Diversity in Financial Services

The 50:50 Project

Angela Henshall
External Partners Manager, 50:50 Project

By working collectively, we believe we can deliver significant and lasting change in the media.

The 50:50 Project has become the BBC’s biggest ever collective action to increase representation of women and has spread far beyond the newsroom.

It all started in January 2017 on one BBC News television programme, Outside Source. Its presenter, Ros Atkins, explains: “I wanted better information on how we were doing on representing women and I wanted to embed this issue in our daily editorial processes. I realised that the two could go hand-in-hand. The data would be the engine for change.”

The team made data monitoring into their daily processes and within four months, the programme shifted from less than 40% women contributors to over 50%. The project has since grown to include over 500 teams across all areas of content – from news to politics, science, music, entertainment, sport and children’s.

In May 2019 the BBC published its data for April: 74% of teams implementing the methodology for 12 months or more reached 50% women contributors. That’s compared to 27% of teams managing it when they started.

How does it work?
We collect data to affect change. Teams self-monitor their content and use the resulting data to set benchmarks and monitor performance against them. The data is gathered as content is produced with the aim of increasing engagement and motivation so it can form part of a team’s regular editorial conversations. Teams share monthly data with the rest of the BBC in a spirit of positive competition and collaboration.
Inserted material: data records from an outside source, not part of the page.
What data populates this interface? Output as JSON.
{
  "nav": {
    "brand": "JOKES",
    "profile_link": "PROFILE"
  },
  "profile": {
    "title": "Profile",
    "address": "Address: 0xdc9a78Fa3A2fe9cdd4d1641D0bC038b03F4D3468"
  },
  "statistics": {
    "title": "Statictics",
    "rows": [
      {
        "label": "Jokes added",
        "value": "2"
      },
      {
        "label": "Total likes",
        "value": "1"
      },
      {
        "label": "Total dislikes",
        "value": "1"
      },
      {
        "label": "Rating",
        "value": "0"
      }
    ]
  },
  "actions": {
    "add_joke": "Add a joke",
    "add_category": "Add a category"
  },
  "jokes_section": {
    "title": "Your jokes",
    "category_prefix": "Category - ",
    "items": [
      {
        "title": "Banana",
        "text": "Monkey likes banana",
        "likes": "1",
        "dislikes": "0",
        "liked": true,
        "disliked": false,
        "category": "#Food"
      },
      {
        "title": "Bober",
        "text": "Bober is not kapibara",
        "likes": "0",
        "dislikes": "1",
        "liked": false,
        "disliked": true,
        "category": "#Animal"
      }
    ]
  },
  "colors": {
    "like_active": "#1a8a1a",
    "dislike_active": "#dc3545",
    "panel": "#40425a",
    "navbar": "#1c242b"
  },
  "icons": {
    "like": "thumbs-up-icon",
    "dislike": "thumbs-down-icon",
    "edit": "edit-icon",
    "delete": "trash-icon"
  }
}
We measure the parts of content that we control. In news, this means we do not count people who are central to the stories that we are covering on any given day, such as if our reporting focussed on a speech being made by the Prime Minister. But we do count anyone who is helping us to report and analyse the news. We’ve always been clear about one thing: this is not a quota system. The main principal of the methodology is that the best contributor gets on air regardless of their gender. This is about diversifying and expanding our contacts to find excellent female and male contributors to include in our content.
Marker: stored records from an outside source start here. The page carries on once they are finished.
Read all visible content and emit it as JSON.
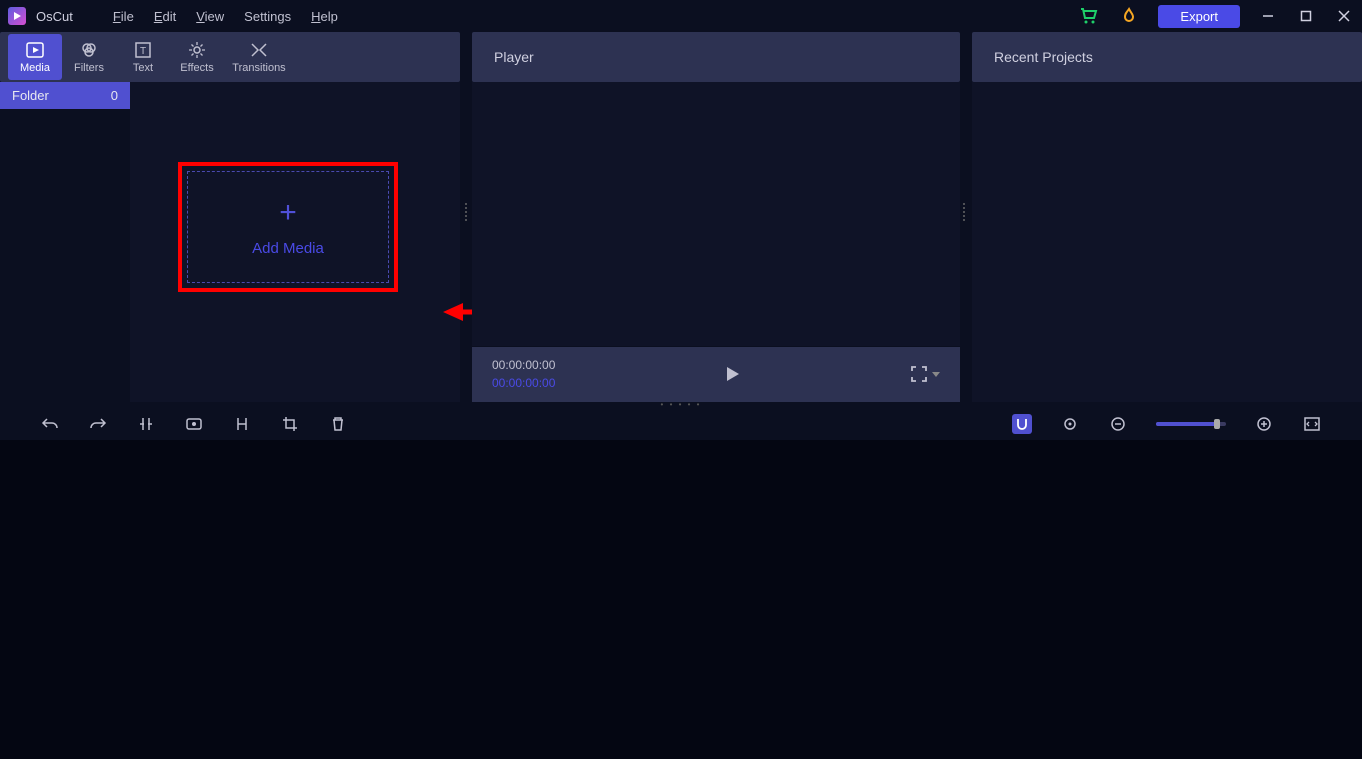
{
  "app": {
    "name": "OsCut"
  },
  "menu": {
    "file": "File",
    "edit": "Edit",
    "view": "View",
    "settings": "Settings",
    "help": "Help"
  },
  "titlebar": {
    "export": "Export"
  },
  "tools": {
    "media": "Media",
    "filters": "Filters",
    "text": "Text",
    "effects": "Effects",
    "transitions": "Transitions"
  },
  "panels": {
    "player": "Player",
    "recent": "Recent Projects"
  },
  "folder": {
    "label": "Folder",
    "count": "0"
  },
  "add_media": {
    "label": "Add Media"
  },
  "player": {
    "time_current": "00:00:00:00",
    "time_total": "00:00:00:00"
  }
}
The methodology is flexible so it can be applied to all types of content, across every different platform. For example, it is now being used across some of the BBC’s music programmes.
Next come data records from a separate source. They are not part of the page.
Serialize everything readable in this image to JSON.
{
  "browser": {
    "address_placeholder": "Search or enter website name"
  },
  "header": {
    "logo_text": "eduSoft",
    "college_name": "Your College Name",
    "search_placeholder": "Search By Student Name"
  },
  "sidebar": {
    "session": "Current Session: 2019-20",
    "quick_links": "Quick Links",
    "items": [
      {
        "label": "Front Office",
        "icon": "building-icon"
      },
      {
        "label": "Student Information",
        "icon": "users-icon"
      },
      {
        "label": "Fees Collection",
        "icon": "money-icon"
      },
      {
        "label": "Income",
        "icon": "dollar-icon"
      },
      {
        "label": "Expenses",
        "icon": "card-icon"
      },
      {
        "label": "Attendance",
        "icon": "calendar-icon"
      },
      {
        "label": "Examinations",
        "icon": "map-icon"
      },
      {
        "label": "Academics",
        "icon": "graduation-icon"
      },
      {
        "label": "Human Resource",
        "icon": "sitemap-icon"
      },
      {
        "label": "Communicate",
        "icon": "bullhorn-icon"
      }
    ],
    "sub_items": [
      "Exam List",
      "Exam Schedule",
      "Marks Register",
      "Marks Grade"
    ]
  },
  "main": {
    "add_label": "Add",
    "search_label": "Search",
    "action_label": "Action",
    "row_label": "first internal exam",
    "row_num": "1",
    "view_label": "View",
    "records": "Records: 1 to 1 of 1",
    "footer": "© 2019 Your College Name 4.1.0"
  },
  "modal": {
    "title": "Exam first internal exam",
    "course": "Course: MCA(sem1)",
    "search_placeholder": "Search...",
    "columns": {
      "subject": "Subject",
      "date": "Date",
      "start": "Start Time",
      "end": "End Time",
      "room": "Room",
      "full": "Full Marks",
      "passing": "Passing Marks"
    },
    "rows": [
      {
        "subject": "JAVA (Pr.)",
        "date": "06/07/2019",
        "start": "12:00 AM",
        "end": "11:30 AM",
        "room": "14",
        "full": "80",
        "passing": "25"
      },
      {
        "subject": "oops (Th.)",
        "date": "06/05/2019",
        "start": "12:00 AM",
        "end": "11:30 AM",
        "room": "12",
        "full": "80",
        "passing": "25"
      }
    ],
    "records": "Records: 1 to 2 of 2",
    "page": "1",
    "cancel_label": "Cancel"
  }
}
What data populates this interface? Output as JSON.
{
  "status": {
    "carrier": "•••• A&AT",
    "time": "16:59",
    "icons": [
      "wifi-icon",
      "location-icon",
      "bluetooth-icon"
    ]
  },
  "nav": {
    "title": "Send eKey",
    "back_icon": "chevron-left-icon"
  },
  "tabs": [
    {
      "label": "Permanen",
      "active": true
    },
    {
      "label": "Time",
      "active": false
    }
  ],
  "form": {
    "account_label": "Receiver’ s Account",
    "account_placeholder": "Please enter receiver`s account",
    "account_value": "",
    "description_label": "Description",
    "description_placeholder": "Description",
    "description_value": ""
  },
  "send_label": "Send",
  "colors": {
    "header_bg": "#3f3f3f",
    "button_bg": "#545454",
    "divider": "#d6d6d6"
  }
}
More and more programmes are showing that it can and does work and that’s been a powerful motivator for others to get involved.

The team behind the project is dedicated, hard-working and really believe 50:50 can make a lasting difference, as well as managing the day to day running of the hundreds of teams they have built an internal contacts database of over 1,000 female experts.

The 50:50 Project has expanded beyond the BBC to include more than 35 companies from Australia, the US, South Africa and Europe who are applying it within their own organisations. By working collectively, we believe we can deliver significant and lasting change in the media.

So, if you’re interested in your organisation or company joining the 50:50 Project let us know.

The methodology of using data to create change can be used by any organisation that produces some form of communication (newsletters, brochures, video etc). Get in touch: 5050project@bbc.co.uk.